Every line below that holds "请选择开始时间" must be copied.

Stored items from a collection
+ + +
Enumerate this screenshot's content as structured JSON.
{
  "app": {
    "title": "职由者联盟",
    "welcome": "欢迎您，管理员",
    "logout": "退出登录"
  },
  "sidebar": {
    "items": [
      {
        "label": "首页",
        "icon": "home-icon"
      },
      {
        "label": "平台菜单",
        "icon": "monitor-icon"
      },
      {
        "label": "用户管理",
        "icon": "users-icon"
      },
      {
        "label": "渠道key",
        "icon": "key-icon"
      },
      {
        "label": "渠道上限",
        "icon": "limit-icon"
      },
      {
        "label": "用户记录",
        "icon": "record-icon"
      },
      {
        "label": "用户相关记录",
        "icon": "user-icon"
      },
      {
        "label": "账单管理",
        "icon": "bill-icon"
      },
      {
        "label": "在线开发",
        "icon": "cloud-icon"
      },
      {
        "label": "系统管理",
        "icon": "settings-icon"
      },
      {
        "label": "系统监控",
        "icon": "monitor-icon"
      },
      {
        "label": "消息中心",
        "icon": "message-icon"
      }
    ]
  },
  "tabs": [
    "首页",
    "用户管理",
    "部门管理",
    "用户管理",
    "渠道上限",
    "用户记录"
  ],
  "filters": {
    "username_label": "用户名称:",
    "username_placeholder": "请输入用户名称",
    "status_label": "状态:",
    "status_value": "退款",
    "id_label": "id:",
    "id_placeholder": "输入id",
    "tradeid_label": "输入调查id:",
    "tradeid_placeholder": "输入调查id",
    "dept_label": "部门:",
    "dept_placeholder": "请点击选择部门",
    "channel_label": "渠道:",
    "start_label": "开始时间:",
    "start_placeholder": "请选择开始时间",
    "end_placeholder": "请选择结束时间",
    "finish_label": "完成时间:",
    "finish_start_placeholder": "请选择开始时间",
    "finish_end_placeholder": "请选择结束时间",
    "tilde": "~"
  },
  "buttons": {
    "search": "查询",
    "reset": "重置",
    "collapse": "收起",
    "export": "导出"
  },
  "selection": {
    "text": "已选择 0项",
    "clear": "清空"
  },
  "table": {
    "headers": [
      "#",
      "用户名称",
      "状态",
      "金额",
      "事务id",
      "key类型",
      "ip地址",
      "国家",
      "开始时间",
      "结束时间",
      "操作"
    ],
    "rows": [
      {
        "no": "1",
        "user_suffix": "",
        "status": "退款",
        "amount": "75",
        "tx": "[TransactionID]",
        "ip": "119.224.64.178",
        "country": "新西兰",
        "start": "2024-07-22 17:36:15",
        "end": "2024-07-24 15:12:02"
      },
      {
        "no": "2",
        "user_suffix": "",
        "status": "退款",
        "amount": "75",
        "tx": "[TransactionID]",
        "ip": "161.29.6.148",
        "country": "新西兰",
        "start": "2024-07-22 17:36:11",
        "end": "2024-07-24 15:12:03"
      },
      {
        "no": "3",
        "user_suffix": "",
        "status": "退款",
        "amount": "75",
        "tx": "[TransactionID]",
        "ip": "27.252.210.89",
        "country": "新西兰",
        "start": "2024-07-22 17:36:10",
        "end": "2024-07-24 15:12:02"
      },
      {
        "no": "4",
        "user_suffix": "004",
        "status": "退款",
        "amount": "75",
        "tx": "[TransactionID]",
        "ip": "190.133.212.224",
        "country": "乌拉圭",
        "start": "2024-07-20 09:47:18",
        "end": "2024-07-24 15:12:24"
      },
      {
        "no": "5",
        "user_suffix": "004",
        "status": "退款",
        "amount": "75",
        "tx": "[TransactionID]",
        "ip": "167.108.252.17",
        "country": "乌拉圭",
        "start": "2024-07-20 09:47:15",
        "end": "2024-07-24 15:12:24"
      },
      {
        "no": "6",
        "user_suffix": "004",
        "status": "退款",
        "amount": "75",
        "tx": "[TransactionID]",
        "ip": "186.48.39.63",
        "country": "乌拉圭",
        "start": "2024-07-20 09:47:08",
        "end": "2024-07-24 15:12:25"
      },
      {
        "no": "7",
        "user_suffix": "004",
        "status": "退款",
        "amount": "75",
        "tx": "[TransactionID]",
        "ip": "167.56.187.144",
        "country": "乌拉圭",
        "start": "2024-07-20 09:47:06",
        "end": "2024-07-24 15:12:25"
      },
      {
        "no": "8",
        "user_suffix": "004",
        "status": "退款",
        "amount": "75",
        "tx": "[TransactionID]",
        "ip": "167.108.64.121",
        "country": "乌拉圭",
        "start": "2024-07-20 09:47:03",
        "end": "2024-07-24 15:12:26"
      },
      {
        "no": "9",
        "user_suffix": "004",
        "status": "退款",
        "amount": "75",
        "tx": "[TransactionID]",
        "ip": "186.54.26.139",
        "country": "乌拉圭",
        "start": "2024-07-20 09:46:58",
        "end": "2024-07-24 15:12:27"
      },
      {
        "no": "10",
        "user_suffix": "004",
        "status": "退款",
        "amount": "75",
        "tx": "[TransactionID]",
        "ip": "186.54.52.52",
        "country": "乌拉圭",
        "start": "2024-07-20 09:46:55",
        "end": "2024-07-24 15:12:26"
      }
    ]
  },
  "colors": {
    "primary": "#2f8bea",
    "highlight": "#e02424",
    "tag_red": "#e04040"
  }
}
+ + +
Expected output —
    "start_placeholder": "请选择开始时间",
    "finish_start_placeholder": "请选择开始时间",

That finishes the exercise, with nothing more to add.